Let’s dive into the denominator!
Customer Acquisition Cost: Simple, Straightforward
Customer Acquisition Cost (CAC) is simpler than its LTV numerator. In short, CAC is the sum of all costs necessary to acquire a new customer divided by the total number of new customers generated. You’ll usually find this in the SG&A expense line on a company’s income statement.
There’s two rules of thumb with CAC:
- The lower the CAC the better the model
- The higher the CAC the worse the model
This makes sense. Think of CAC as a hurdle rate for customer profitability. If it costs a lot to acquire a customer, it means you have to charge that much more over time to justify that customer’s business.
Calculating CAC: Lemonade Stand Style
Unfortunately for us, our lemonade stand isn’t situated on a corner lot at a busy intersection. This means we have to roll-up our sleeves and advertise. We take a weekend and print bright-colored flyers with our price. “$1 for the coldest, sweetest lemonade in the neighborhood!”
You also take out digital ads on your local community Facebook group page.
It costs $5 for the flyers and $3 for the FB ads, bringing it to $8 total for SG&A.
This is our marketing expense. We’re not paying ourselves a salary until the second year of operation, so SG&A = marketing expense.
Let’s apply this to our two examples in the LTV section. Week one saw 16 new customers at the stand thanks to our advertising and marketing efforts.
Here’s what our CAC calculation looks like for Week 1:
CAC: $8 / 16 = $0.50 Customer Acquisition
Now here’s Week 2 (assuming we hold expenses constant):
CAC: $8 / 30 = $0.26 Customer Acquisition
That’s the power of effective marketing and advertising. The more customers you get, the lower the total acquisition cost of each member.
Alright, let’s put everything together into one, LTV/CAC ratio.
Bringing It Together: Lifetime Value (LTV)/Customer Acquisition Cost (CAC) Ratio
The LTV/CAC ratio is the holy grail of understanding customer unit economics. The higher the ratio, the more long-term value you can generate from that customer.
We observed two weeks of operations at our lemonade stand. Here’s our weekly LTV/CAC breakdown:
- Week 1: $2.00 / $0.50 = $4
- Week 2: $6.50 / $0.26 = $25
Armed with the above information, what’s the optimal plan for our lemonade stand? Well, if our Week 2 ratios are any indication of a future trend, we should spend every single dollar acquiring new customers.
Why? Because each dollar we spend on advertising/marketing generates $25 in lifetime customer value.
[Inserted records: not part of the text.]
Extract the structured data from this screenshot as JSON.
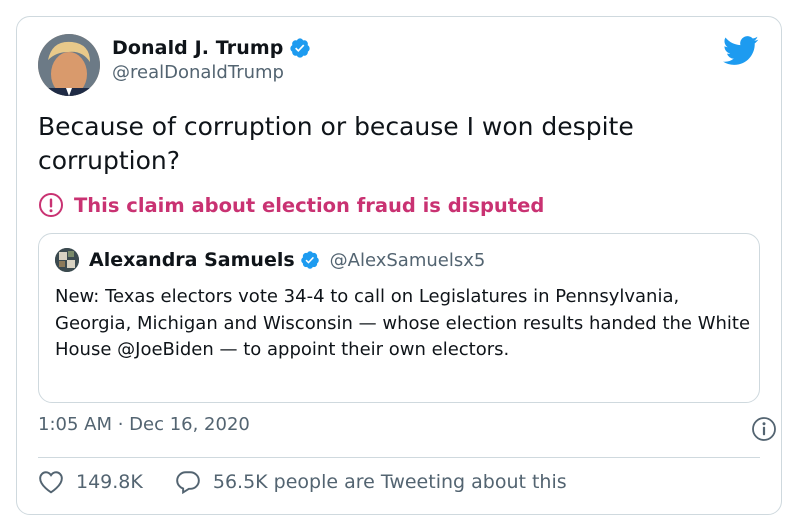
{
  "author": {
    "name": "Donald J. Trump",
    "handle": "@realDonaldTrump"
  },
  "tweet": {
    "text": "Because of corruption or because I won despite corruption?"
  },
  "notice": {
    "text": "This claim about election fraud is disputed",
    "color": "#c93272"
  },
  "quote": {
    "name": "Alexandra Samuels",
    "handle": "@AlexSamuelsx5",
    "text": "New: Texas electors vote 34-4 to call on Legislatures in Pennsylvania, Georgia, Michigan and Wisconsin — whose election results handed the White House @JoeBiden — to appoint their own electors."
  },
  "timestamp": {
    "text": "1:05 AM · Dec 16, 2020"
  },
  "actions": {
    "likes": "149.8K",
    "conversation": "56.5K people are Tweeting about this"
  },
  "colors": {
    "brand_blue": "#1d9bf0",
    "secondary_text": "#536471",
    "border": "#cfd9de"
  },
  "icons": {
    "verified": "verified-badge-icon",
    "twitter": "twitter-bird-icon",
    "warning": "exclamation-circle-icon",
    "info": "info-icon",
    "heart": "heart-icon",
    "reply": "speech-bubble-icon"
  }
}
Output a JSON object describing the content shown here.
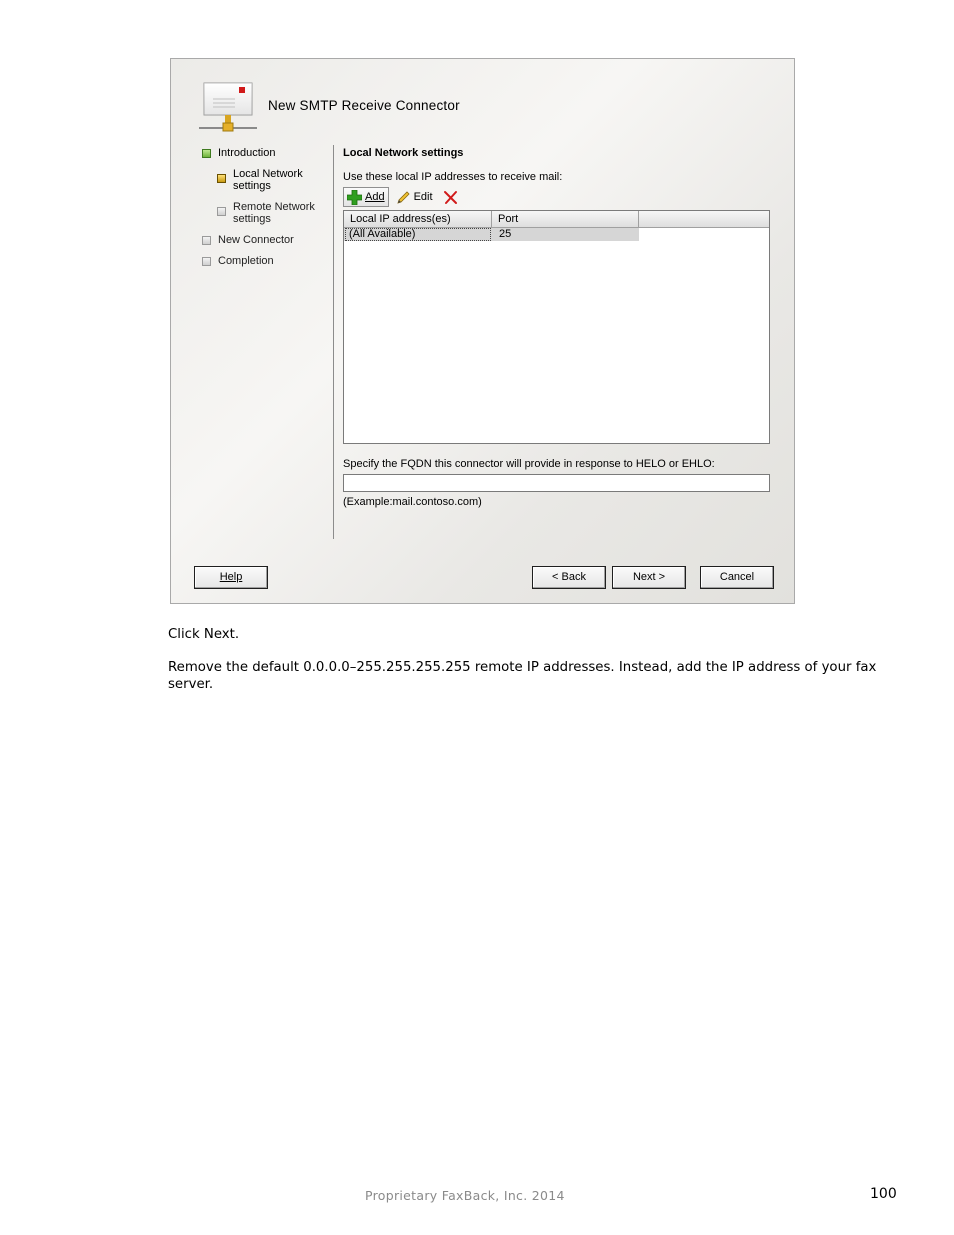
{
  "dialog": {
    "title": "New SMTP Receive Connector",
    "steps": [
      {
        "label": "Introduction",
        "state": "done"
      },
      {
        "label": "Local Network settings",
        "state": "current"
      },
      {
        "label": "Remote Network settings",
        "state": "pending"
      },
      {
        "label": "New Connector",
        "state": "pending"
      },
      {
        "label": "Completion",
        "state": "pending"
      }
    ],
    "section_title": "Local Network settings",
    "description": "Use these local IP addresses to receive mail:",
    "toolbar": {
      "add_label": "Add",
      "edit_label": "Edit"
    },
    "grid": {
      "columns": [
        "Local IP address(es)",
        "Port"
      ],
      "rows": [
        {
          "ip": "(All Available)",
          "port": "25"
        }
      ]
    },
    "fqdn_label": "Specify the FQDN this connector will provide in response to HELO or EHLO:",
    "fqdn_value": "",
    "example": "(Example:mail.contoso.com)",
    "buttons": {
      "help": "Help",
      "back": "< Back",
      "next": "Next >",
      "cancel": "Cancel"
    },
    "colors": {
      "done_step": "#6fb33b",
      "current_step": "#c99a12",
      "delete_icon": "#d11a1a",
      "add_icon": "#2f9e1f"
    }
  },
  "document": {
    "paragraph1": "Click Next.",
    "paragraph2": "Remove the default 0.0.0.0–255.255.255.255 remote IP addresses. Instead, add the IP address of your fax server.",
    "footer": "Proprietary FaxBack, Inc. 2014",
    "page_number": "100"
  }
}
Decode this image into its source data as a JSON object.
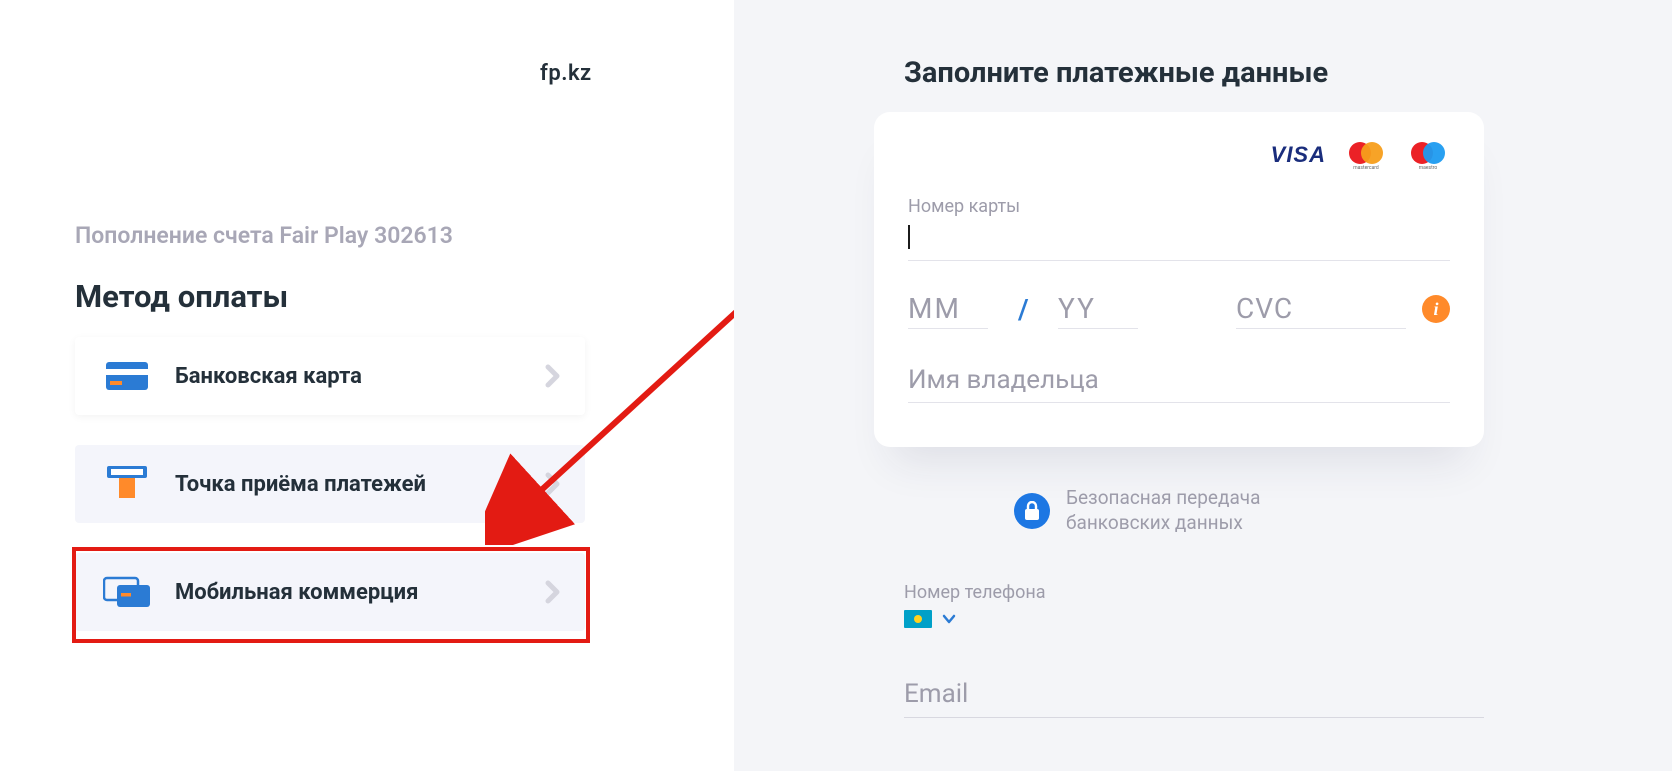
{
  "left": {
    "domain": "fp.kz",
    "topup_label": "Пополнение счета Fair Play 302613",
    "method_title": "Метод оплаты",
    "methods": [
      {
        "label": "Банковская карта"
      },
      {
        "label": "Точка приёма платежей"
      },
      {
        "label": "Мобильная коммерция"
      }
    ]
  },
  "right": {
    "form_title": "Заполните платежные данные",
    "card_number_label": "Номер карты",
    "exp_mm_placeholder": "MM",
    "exp_yy_placeholder": "YY",
    "cvc_placeholder": "CVC",
    "holder_placeholder": "Имя владельца",
    "secure_line1": "Безопасная передача",
    "secure_line2": "банковских данных",
    "phone_label": "Номер телефона",
    "email_placeholder": "Email",
    "brands": {
      "visa": "VISA",
      "mastercard": "mastercard",
      "maestro": "maestro"
    }
  },
  "colors": {
    "danger": "#e31b13",
    "accent_blue": "#2b7bd4",
    "accent_orange": "#ff8a2a"
  }
}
That’s incredible.
I hope this post helped you understand lifetime value, customer acquisition cost and its ratio. We learned that retention rates matter a ton in lifetime value calculations. We also learned that the more customers you gain from advertising, the lower the per-customer cost. Finally, we learned that if a company has a high LTV/CAC ratio, the optimal plan is to reinvest all capital into getting more customers.
Student of value investing for over 13 years spending his time in small to micro-cap companies, spin-offs, SPACs and deep value liquidation situations.